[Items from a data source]

Content starts

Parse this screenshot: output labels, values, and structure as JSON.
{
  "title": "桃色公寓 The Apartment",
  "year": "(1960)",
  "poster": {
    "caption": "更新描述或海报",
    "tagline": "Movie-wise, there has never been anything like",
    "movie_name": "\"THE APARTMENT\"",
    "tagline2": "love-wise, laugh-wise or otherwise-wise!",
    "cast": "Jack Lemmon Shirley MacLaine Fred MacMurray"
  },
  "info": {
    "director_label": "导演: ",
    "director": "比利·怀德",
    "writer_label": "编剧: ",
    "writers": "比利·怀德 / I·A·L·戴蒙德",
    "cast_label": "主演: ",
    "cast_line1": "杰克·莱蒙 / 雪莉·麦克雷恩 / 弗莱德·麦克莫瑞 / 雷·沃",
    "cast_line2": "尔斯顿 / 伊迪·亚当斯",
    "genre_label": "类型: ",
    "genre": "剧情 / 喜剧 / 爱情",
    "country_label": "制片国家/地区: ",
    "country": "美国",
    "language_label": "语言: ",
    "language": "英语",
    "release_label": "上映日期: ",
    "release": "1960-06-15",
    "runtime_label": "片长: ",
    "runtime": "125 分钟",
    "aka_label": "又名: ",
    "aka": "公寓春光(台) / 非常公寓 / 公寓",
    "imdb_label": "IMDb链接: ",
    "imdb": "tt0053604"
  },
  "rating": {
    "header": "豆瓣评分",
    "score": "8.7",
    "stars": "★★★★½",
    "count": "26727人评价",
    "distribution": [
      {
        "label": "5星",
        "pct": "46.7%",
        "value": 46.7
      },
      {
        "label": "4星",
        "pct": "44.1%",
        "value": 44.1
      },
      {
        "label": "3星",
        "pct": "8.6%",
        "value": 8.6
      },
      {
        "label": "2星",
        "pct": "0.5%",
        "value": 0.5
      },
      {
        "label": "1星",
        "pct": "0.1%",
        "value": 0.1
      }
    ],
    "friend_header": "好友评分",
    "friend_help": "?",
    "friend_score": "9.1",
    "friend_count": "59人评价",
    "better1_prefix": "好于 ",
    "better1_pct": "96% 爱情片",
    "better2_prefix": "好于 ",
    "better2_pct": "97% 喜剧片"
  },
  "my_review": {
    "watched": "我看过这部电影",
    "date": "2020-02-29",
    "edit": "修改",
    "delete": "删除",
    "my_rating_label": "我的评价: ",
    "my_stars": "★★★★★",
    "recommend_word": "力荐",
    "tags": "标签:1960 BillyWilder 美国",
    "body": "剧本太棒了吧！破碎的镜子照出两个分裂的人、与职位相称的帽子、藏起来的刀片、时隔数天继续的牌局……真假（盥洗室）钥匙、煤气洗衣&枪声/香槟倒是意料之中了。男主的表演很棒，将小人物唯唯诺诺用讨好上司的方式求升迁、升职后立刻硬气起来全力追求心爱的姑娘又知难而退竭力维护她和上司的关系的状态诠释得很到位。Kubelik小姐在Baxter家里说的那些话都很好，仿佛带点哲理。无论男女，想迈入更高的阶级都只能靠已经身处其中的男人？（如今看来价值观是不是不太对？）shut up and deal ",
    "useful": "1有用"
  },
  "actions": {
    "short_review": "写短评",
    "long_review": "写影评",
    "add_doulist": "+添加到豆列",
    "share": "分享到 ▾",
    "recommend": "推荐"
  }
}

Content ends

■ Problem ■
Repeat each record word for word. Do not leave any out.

■ Response box ■
Parse this screenshot: output labels, values, and structure as JSON.
{
  "title": "桃色公寓 The Apartment",
  "year": "(1960)",
  "poster": {
    "caption": "更新描述或海报",
    "tagline": "Movie-wise, there has never been anything like",
    "movie_name": "\"THE APARTMENT\"",
    "tagline2": "love-wise, laugh-wise or otherwise-wise!",
    "cast": "Jack Lemmon Shirley MacLaine Fred MacMurray"
  },
  "info": {
    "director_label": "导演: ",
    "director": "比利·怀德",
    "writer_label": "编剧: ",
    "writers": "比利·怀德 / I·A·L·戴蒙德",
    "cast_label": "主演: ",
    "cast_line1": "杰克·莱蒙 / 雪莉·麦克雷恩 / 弗莱德·麦克莫瑞 / 雷·沃",
    "cast_line2": "尔斯顿 / 伊迪·亚当斯",
    "genre_label": "类型: ",
    "genre": "剧情 / 喜剧 / 爱情",
    "country_label": "制片国家/地区: ",
    "country": "美国",
    "language_label": "语言: ",
    "language": "英语",
    "release_label": "上映日期: ",
    "release": "1960-06-15",
    "runtime_label": "片长: ",
    "runtime": "125 分钟",
    "aka_label": "又名: ",
    "aka": "公寓春光(台) / 非常公寓 / 公寓",
    "imdb_label": "IMDb链接: ",
    "imdb": "tt0053604"
  },
  "rating": {
    "header": "豆瓣评分",
    "score": "8.7",
    "stars": "★★★★½",
    "count": "26727人评价",
    "distribution": [
      {
        "label": "5星",
        "pct": "46.7%",
        "value": 46.7
      },
      {
        "label": "4星",
        "pct": "44.1%",
        "value": 44.1
      },
      {
        "label": "3星",
        "pct": "8.6%",
        "value": 8.6
      },
      {
        "label": "2星",
        "pct": "0.5%",
        "value": 0.5
      },
      {
        "label": "1星",
        "pct": "0.1%",
        "value": 0.1
      }
    ],
    "friend_header": "好友评分",
    "friend_help": "?",
    "friend_score": "9.1",
    "friend_count": "59人评价",
    "better1_prefix": "好于 ",
    "better1_pct": "96% 爱情片",
    "better2_prefix": "好于 ",
    "better2_pct": "97% 喜剧片"
  },
  "my_review": {
    "watched": "我看过这部电影",
    "date": "2020-02-29",
    "edit": "修改",
    "delete": "删除",
    "my_rating_label": "我的评价: ",
    "my_stars": "★★★★★",
    "recommend_word": "力荐",
    "tags": "标签:1960 BillyWilder 美国",
    "body": "剧本太棒了吧！破碎的镜子照出两个分裂的人、与职位相称的帽子、藏起来的刀片、时隔数天继续的牌局……真假（盥洗室）钥匙、煤气洗衣&枪声/香槟倒是意料之中了。男主的表演很棒，将小人物唯唯诺诺用讨好上司的方式求升迁、升职后立刻硬气起来全力追求心爱的姑娘又知难而退竭力维护她和上司的关系的状态诠释得很到位。Kubelik小姐在Baxter家里说的那些话都很好，仿佛带点哲理。无论男女，想迈入更高的阶级都只能靠已经身处其中的男人？（如今看来价值观是不是不太对？）shut up and deal ",
    "useful": "1有用"
  },
  "actions": {
    "short_review": "写短评",
    "long_review": "写影评",
    "add_doulist": "+添加到豆列",
    "share": "分享到 ▾",
    "recommend": "推荐"
  }
}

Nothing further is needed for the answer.